WHAT IS EXPECTED:
From the listing below, pull out the lines that hold "true".

EXERCISE MATERIAL:
□ □ □ □
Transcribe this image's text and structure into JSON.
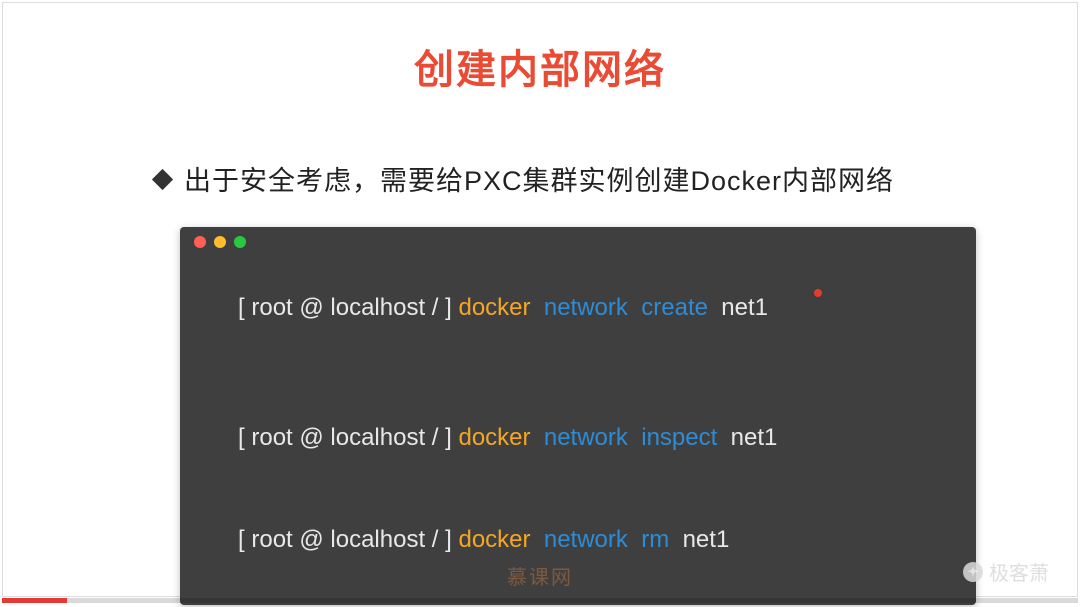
{
  "colors": {
    "title": "#e94b35",
    "cmd": "#f5a623",
    "sub": "#2e8cd6",
    "terminal_bg": "#3f3f3f",
    "progress": "#e53935"
  },
  "title": "创建内部网络",
  "bullet": "出于安全考虑，需要给PXC集群实例创建Docker内部网络",
  "prompt": "[ root @ localhost / ] ",
  "lines": [
    {
      "cmd": "docker",
      "sub1": "network",
      "sub2": "create",
      "arg": "net1"
    },
    {
      "cmd": "docker",
      "sub1": "network",
      "sub2": "inspect",
      "arg": "net1"
    },
    {
      "cmd": "docker",
      "sub1": "network",
      "sub2": "rm",
      "arg": "net1"
    }
  ],
  "watermark_right": "极客萧",
  "watermark_center": "慕课网",
  "progress_percent": 6
}
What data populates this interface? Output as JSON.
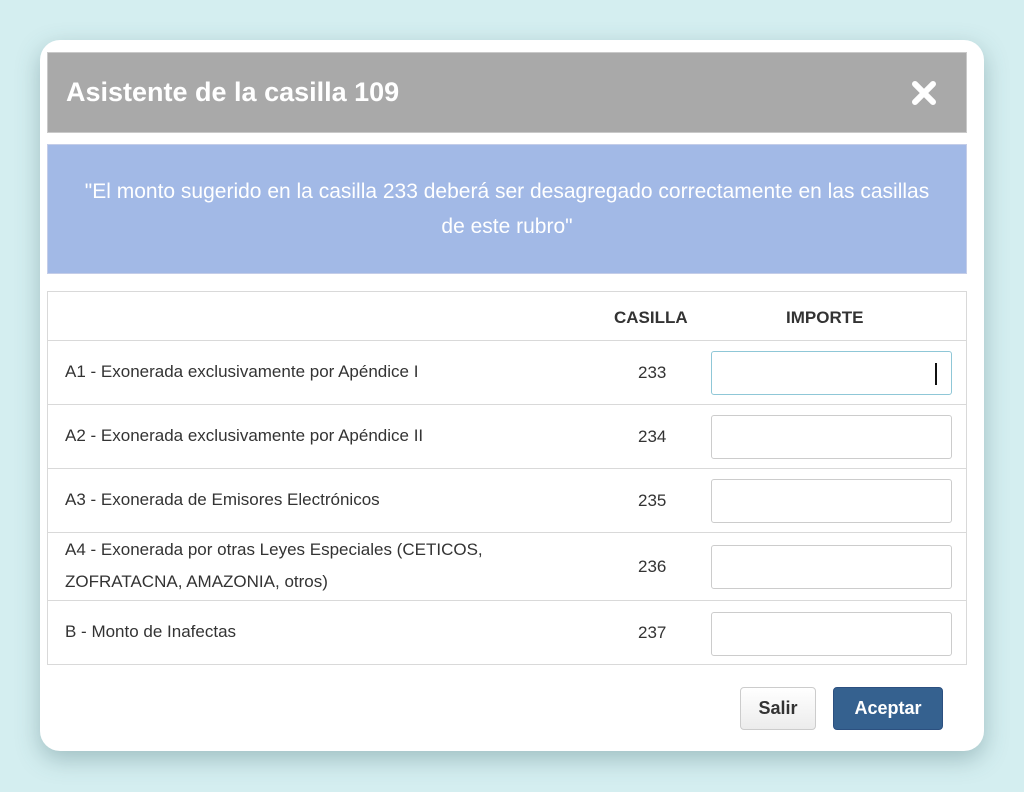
{
  "dialog": {
    "title": "Asistente de la casilla 109",
    "close_icon": "close-icon"
  },
  "banner": {
    "message": "\"El monto sugerido en la casilla 233 deberá ser desagregado correctamente en las casillas de este rubro\""
  },
  "table": {
    "headers": {
      "casilla": "CASILLA",
      "importe": "IMPORTE"
    },
    "rows": [
      {
        "label": "A1 - Exonerada exclusivamente por Apéndice I",
        "casilla": "233",
        "importe": "",
        "focused": true
      },
      {
        "label": "A2 - Exonerada exclusivamente por Apéndice II",
        "casilla": "234",
        "importe": ""
      },
      {
        "label": "A3 - Exonerada de Emisores Electrónicos",
        "casilla": "235",
        "importe": ""
      },
      {
        "label": "A4 - Exonerada por otras Leyes Especiales (CETICOS, ZOFRATACNA, AMAZONIA, otros)",
        "casilla": "236",
        "importe": ""
      },
      {
        "label": "B - Monto de Inafectas",
        "casilla": "237",
        "importe": ""
      }
    ]
  },
  "footer": {
    "salir_label": "Salir",
    "aceptar_label": "Aceptar"
  },
  "colors": {
    "header_bg": "#a9a9a9",
    "banner_bg": "#a2b9e6",
    "primary_button": "#35618f",
    "page_bg": "#d4eef0"
  }
}
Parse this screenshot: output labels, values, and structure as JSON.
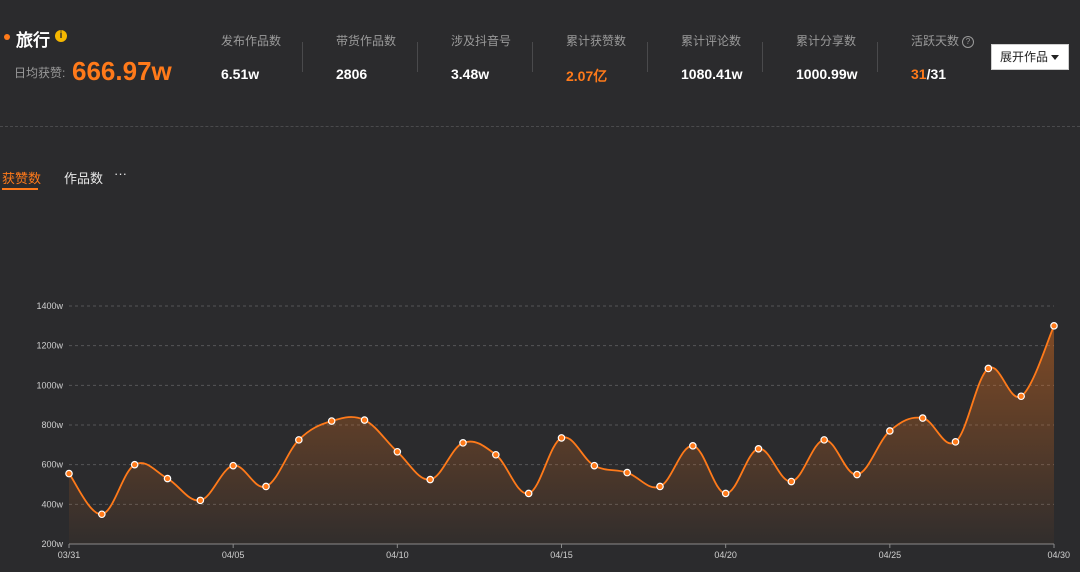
{
  "header": {
    "title": "旅行",
    "info_icon": "i",
    "avg_label": "日均获赞:",
    "avg_value": "666.97w"
  },
  "stats": [
    {
      "label": "发布作品数",
      "value": "6.51w"
    },
    {
      "label": "带货作品数",
      "value": "2806"
    },
    {
      "label": "涉及抖音号",
      "value": "3.48w"
    },
    {
      "label": "累计获赞数",
      "value": "2.07亿"
    },
    {
      "label": "累计评论数",
      "value": "1080.41w"
    },
    {
      "label": "累计分享数",
      "value": "1000.99w"
    },
    {
      "label": "活跃天数",
      "value_active": "31",
      "value_total": "/31",
      "help_icon": "?"
    }
  ],
  "expand_button": {
    "label": "展开作品"
  },
  "tabs": [
    {
      "label": "获赞数",
      "active": true
    },
    {
      "label": "作品数",
      "active": false
    }
  ],
  "more_label": "···",
  "colors": {
    "accent": "#ff7a1a",
    "background": "#2b2b2d"
  },
  "chart_data": {
    "type": "area",
    "title": "",
    "xlabel": "",
    "ylabel": "",
    "ylim": [
      200,
      1400
    ],
    "yticks": [
      200,
      400,
      600,
      800,
      1000,
      1200,
      1400
    ],
    "ytick_labels": [
      "200w",
      "400w",
      "600w",
      "800w",
      "1000w",
      "1200w",
      "1400w"
    ],
    "x": [
      "03/31",
      "04/01",
      "04/02",
      "04/03",
      "04/04",
      "04/05",
      "04/06",
      "04/07",
      "04/08",
      "04/09",
      "04/10",
      "04/11",
      "04/12",
      "04/13",
      "04/14",
      "04/15",
      "04/16",
      "04/17",
      "04/18",
      "04/19",
      "04/20",
      "04/21",
      "04/22",
      "04/23",
      "04/24",
      "04/25",
      "04/26",
      "04/27",
      "04/28",
      "04/29",
      "04/30"
    ],
    "xtick_labels": [
      "03/31",
      "04/05",
      "04/10",
      "04/15",
      "04/20",
      "04/25",
      "04/30"
    ],
    "grid": true,
    "series": [
      {
        "values": [
          555,
          350,
          600,
          530,
          420,
          595,
          490,
          725,
          820,
          825,
          665,
          525,
          710,
          650,
          455,
          735,
          595,
          560,
          490,
          695,
          455,
          680,
          515,
          725,
          550,
          770,
          835,
          715,
          1085,
          945,
          1300
        ]
      }
    ]
  }
}
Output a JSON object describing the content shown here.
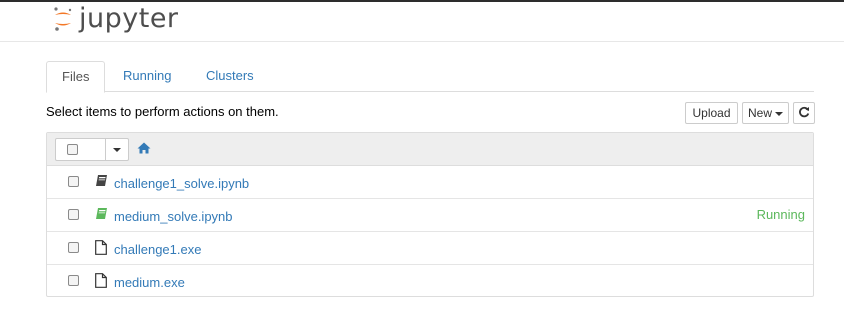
{
  "app": {
    "logo_text": "jupyter"
  },
  "tabs": [
    {
      "label": "Files",
      "active": true
    },
    {
      "label": "Running",
      "active": false
    },
    {
      "label": "Clusters",
      "active": false
    }
  ],
  "toolbar": {
    "instructions": "Select items to perform actions on them.",
    "upload_label": "Upload",
    "new_label": "New",
    "refresh_icon": "refresh-icon"
  },
  "list_header": {
    "home_icon": "home-icon"
  },
  "files": [
    {
      "name": "challenge1_solve.ipynb",
      "type": "notebook",
      "status": ""
    },
    {
      "name": "medium_solve.ipynb",
      "type": "notebook",
      "status": "Running"
    },
    {
      "name": "challenge1.exe",
      "type": "file",
      "status": ""
    },
    {
      "name": "medium.exe",
      "type": "file",
      "status": ""
    }
  ],
  "colors": {
    "link": "#337ab7",
    "running": "#5cb85c",
    "logo_orange": "#f37726",
    "notebook_running": "#5cb85c"
  }
}
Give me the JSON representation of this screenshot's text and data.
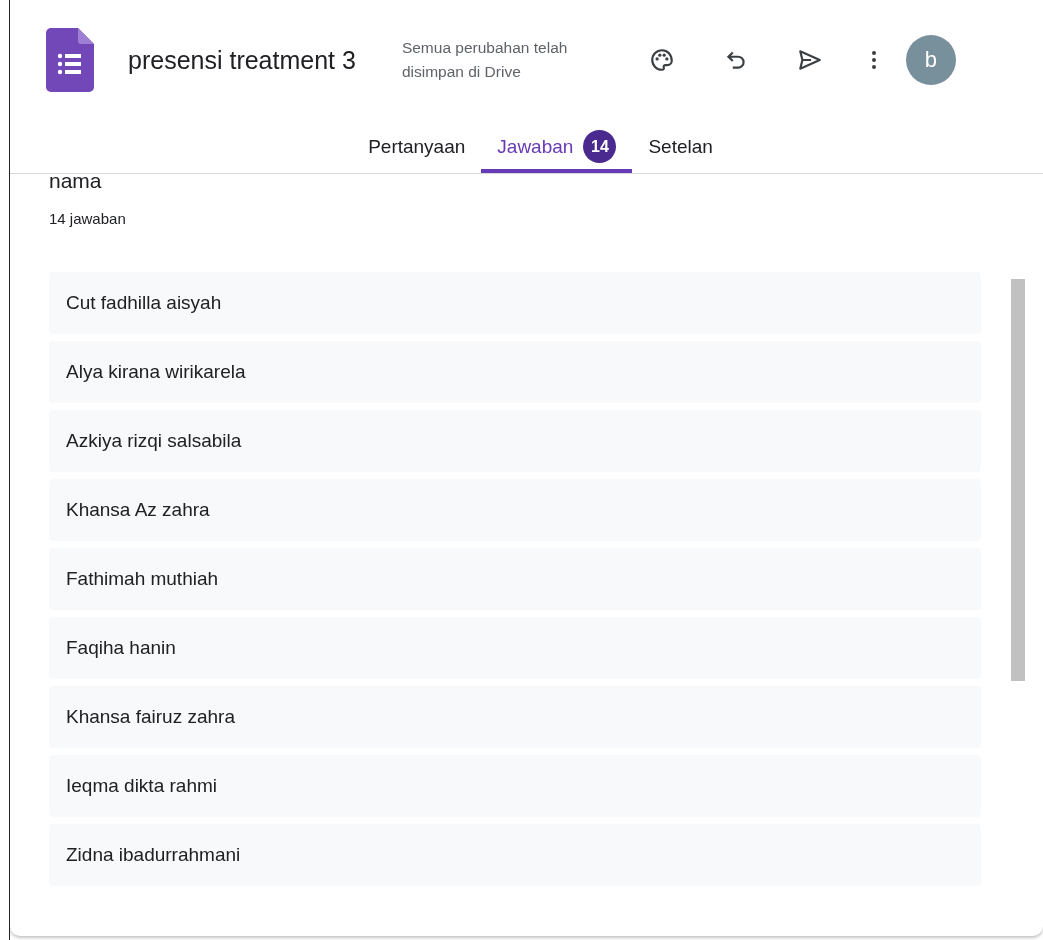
{
  "header": {
    "title": "presensi treatment 3",
    "save_status": "Semua perubahan telah disimpan di Drive",
    "avatar": "b"
  },
  "tabs": [
    {
      "label": "Pertanyaan",
      "selected": false
    },
    {
      "label": "Jawaban",
      "selected": true,
      "badge": "14"
    },
    {
      "label": "Setelan",
      "selected": false
    }
  ],
  "question": {
    "title": "nama",
    "count": "14 jawaban"
  },
  "answers": [
    "Cut fadhilla aisyah",
    "Alya kirana wirikarela",
    "Azkiya rizqi salsabila",
    "Khansa Az zahra",
    "Fathimah muthiah",
    "Faqiha hanin",
    "Khansa fairuz zahra",
    "Ieqma dikta rahmi",
    "Zidna ibadurrahmani"
  ]
}
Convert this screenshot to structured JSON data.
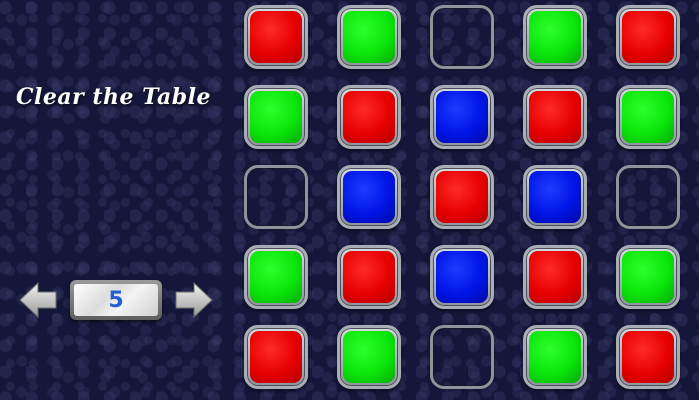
{
  "title": "Clear the Table",
  "level": {
    "value": "5",
    "prev_icon": "arrow-left-icon",
    "next_icon": "arrow-right-icon"
  },
  "colors": {
    "red": "#e60000",
    "green": "#0be60b",
    "blue": "#0014e6",
    "frame": "#a9aeb6",
    "background": "#15173a",
    "level_text": "#1f5fcf"
  },
  "board": [
    [
      "red",
      "green",
      "empty",
      "green",
      "red"
    ],
    [
      "green",
      "red",
      "blue",
      "red",
      "green"
    ],
    [
      "empty",
      "blue",
      "red",
      "blue",
      "empty"
    ],
    [
      "green",
      "red",
      "blue",
      "red",
      "green"
    ],
    [
      "red",
      "green",
      "empty",
      "green",
      "red"
    ]
  ]
}
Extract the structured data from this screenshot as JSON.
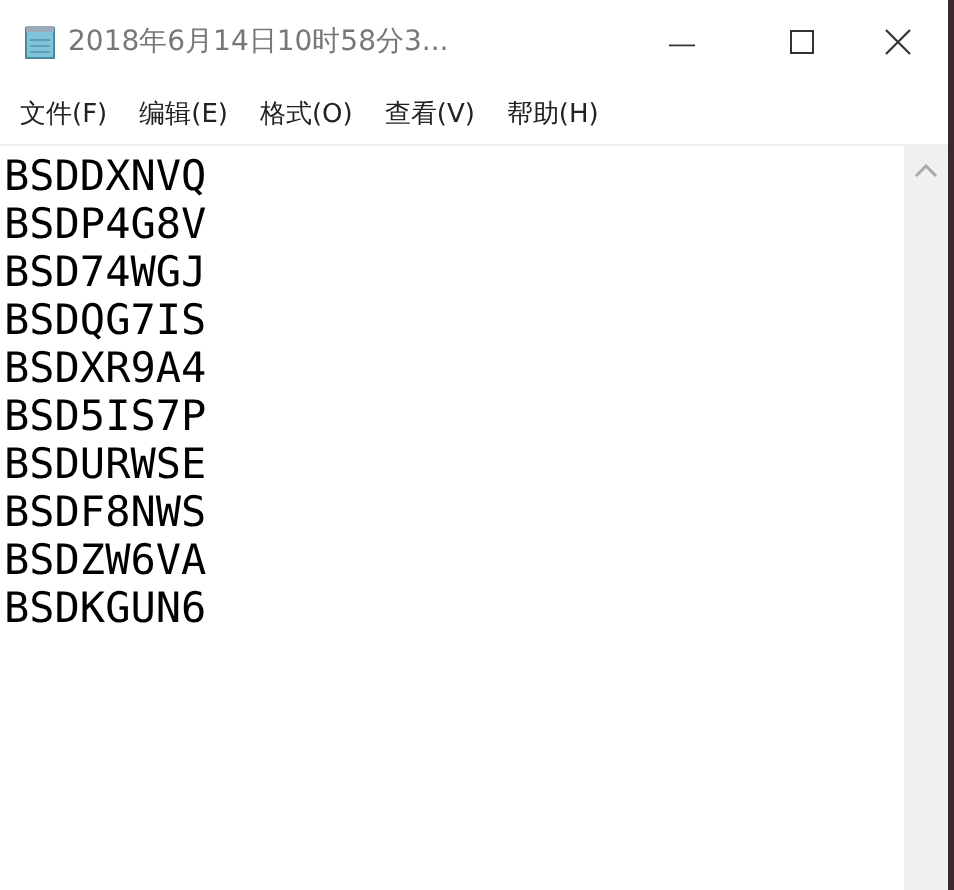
{
  "window": {
    "title": "2018年6月14日10时58分3..."
  },
  "window_controls": {
    "minimize": "—"
  },
  "menu": [
    "文件(F)",
    "编辑(E)",
    "格式(O)",
    "查看(V)",
    "帮助(H)"
  ],
  "document": {
    "lines": [
      "BSDDXNVQ",
      "BSDP4G8V",
      "BSD74WGJ",
      "BSDQG7IS",
      "BSDXR9A4",
      "BSD5IS7P",
      "BSDURWSE",
      "BSDF8NWS",
      "BSDZW6VA",
      "BSDKGUN6"
    ]
  }
}
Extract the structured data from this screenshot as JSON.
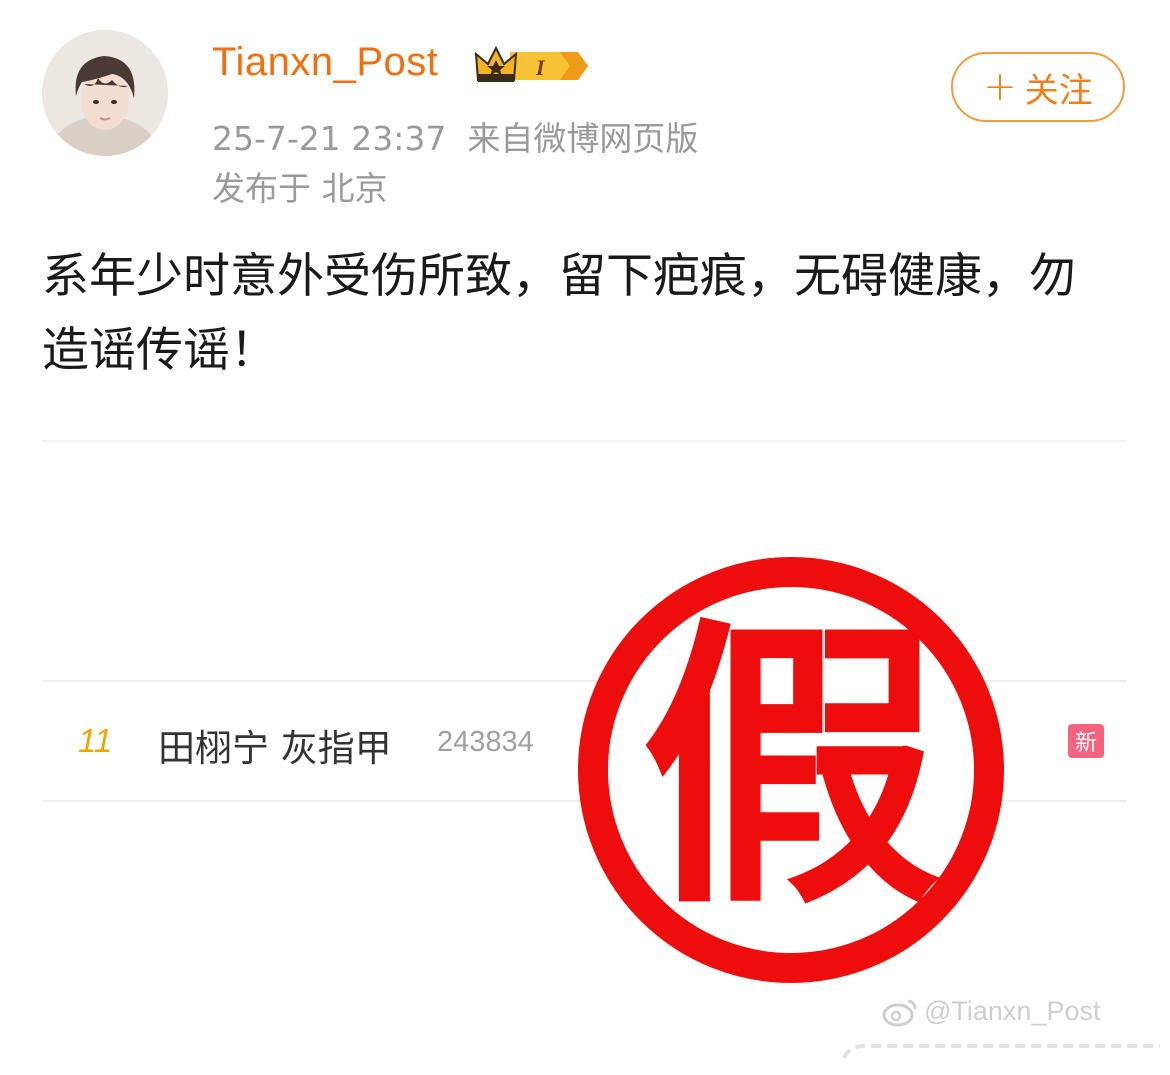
{
  "post": {
    "username": "Tianxn_Post",
    "vip_level": "I",
    "timestamp": "25-7-21 23:37",
    "source": "来自微博网页版",
    "location": "发布于 北京",
    "follow_label": "关注",
    "text": "系年少时意外受伤所致，留下疤痕，无碍健康，勿造谣传谣！"
  },
  "image": {
    "hot_rank": "11",
    "hot_title": "田栩宁 灰指甲",
    "hot_count": "243834",
    "new_badge": "新",
    "stamp_text": "假",
    "watermark": "@Tianxn_Post"
  },
  "colors": {
    "username": "#f26e0e",
    "follow_border": "#f59a3a",
    "stamp_red": "#ee0d0d",
    "rank_gold": "#f0a500",
    "new_badge_pink": "#f5637f"
  },
  "icons": [
    "avatar-photo",
    "crown-vip-icon",
    "plus-icon",
    "weibo-logo-icon"
  ]
}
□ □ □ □
RESPONSE TO THIS TASK:
        "focused": true
      "active": true
    "grid": true,
      "active": true
      "selected": true,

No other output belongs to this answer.